My friend and fellow-NY-techer Noel “Noneck” Hidalgo was deported from China last week. He got rounded up as one of the people documenting the “Free Tibet” protests in Tienanmen square. Here’s the video he shot:
What’s interesting is that Facebook seems to be censoring Noneck’s posts about his deportation — his original status updates were deleted but the comments referencing them stayed. My friend Elizabeth observed that all of Noneck’s Facebook status updates that referenced “deportation” have been changed to
i:3;i:672057;i:4;i:672058;i:5;i:672059;}. 10:08am Co
Anyone familiar with what this could mean? At first I thought it was geo-coordinates, but that doesn’t seem likely as they aren’t recognizable longitude / latitude numbers. Update: Here’s a screenshot:
In other news, the IOC is now using copyright to assert ownership over their trademarked logo. They have sent a take-down notice to YouTube demanding that video of a demonstration in NYC be removed since it uses their logo. YouTube is in the habit of taking any videos down if there’s a copyright claim, so it is not surprising they obliged the IOC. But what’s not clear is why the IOC thinks they have a copyright claim over their logo. Usually the only infringement claims regarding logos are founded on trademark law, not copyright law.
Copyright is designed to restrict use of creative original works by granting a limited monopoly to the works creator. In the United States any work copyrighted prior to 1923 is in the public domain. Even if the Olympic ring logo was copyrighted at the time of its inception (1913), it would now have lapsed into the public domain, so the IOC wouldn’t have a copyright claim to it.
Wikipedia seems to have come to a fairly schizophrenic conclusion about this. On the one hand, it states that the logo is in the public domain. But on the other hand, it says the use of the logo is restricted by the IOC’s manual, which is a whopping 105 pages. Pages 20 and 27 have information about how the logo is used, but it’s not totally clear to me what laws the IOC believes protects their copyright in a logo created prior to 1923. Wikipedia also states that the logo is an insignia and its use is restricted and is independent of any copyright claims. I’ve heard that the IOC will simply refuse to allow a country to bid in the city-selection-process if they feel that their rights are not being protected there.
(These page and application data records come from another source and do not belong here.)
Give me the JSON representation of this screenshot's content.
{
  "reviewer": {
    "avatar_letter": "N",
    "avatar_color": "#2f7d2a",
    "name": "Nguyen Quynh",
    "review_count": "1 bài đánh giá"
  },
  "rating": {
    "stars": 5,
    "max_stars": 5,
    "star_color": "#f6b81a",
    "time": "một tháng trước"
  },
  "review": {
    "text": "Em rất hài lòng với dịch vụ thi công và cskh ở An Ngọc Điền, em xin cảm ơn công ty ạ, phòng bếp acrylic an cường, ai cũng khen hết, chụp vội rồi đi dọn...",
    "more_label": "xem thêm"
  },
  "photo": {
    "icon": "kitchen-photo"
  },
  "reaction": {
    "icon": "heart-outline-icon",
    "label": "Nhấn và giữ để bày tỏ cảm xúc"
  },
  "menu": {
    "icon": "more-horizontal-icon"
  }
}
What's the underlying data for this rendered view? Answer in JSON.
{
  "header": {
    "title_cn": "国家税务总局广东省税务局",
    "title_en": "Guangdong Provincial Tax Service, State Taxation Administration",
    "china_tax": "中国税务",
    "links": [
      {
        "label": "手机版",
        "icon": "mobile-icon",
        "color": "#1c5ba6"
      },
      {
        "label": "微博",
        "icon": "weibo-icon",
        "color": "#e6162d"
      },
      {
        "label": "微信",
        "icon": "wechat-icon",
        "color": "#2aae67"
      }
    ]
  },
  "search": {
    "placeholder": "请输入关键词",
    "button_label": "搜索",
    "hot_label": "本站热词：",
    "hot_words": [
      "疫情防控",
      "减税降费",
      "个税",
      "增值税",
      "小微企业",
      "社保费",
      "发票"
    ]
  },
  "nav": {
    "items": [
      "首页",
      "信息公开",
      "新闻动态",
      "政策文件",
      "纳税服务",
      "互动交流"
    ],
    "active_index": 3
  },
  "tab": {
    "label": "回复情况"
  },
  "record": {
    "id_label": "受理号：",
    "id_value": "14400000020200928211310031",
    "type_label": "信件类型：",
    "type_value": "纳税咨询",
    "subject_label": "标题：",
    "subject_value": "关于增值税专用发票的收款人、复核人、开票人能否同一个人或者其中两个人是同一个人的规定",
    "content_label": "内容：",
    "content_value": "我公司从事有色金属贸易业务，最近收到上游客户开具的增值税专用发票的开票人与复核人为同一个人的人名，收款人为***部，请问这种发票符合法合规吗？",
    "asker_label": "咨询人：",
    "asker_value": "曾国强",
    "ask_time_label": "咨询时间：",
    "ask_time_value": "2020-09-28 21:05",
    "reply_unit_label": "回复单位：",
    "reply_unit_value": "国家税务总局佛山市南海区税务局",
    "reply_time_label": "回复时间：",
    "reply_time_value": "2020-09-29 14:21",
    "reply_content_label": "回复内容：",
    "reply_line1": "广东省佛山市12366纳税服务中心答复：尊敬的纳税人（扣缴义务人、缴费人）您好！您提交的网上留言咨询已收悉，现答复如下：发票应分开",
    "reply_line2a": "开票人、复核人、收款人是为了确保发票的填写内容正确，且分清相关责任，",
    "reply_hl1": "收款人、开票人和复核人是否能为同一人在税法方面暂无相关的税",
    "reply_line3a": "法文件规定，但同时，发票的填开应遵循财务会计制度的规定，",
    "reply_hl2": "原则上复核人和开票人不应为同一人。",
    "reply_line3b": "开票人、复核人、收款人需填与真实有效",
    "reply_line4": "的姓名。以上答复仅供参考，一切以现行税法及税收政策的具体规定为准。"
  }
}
If anything the logo is protected by trademark law, which is designed to give legal recourse to manufacturers and corporations against counterfeits and confusingly similar marks. Typically use of logos for journalistic purposes or even incidental use by anyone else, is not grounds for claims of trademark infringement. Thus, it makes little sense that a video could infringe on trademarks (so long as they weren’t using an NBC logo in the logo in the corner, etc.).
My feeling is that the IOC likes to squash Tibet-related videos involving the IOC’s logo. Their dubious DMCA take down notice is a clear example of a corporation using copyright to stifle free speech.
Anyway, I am not a lawyer, so this is shouldn’t be construed as anything but a lay opinion.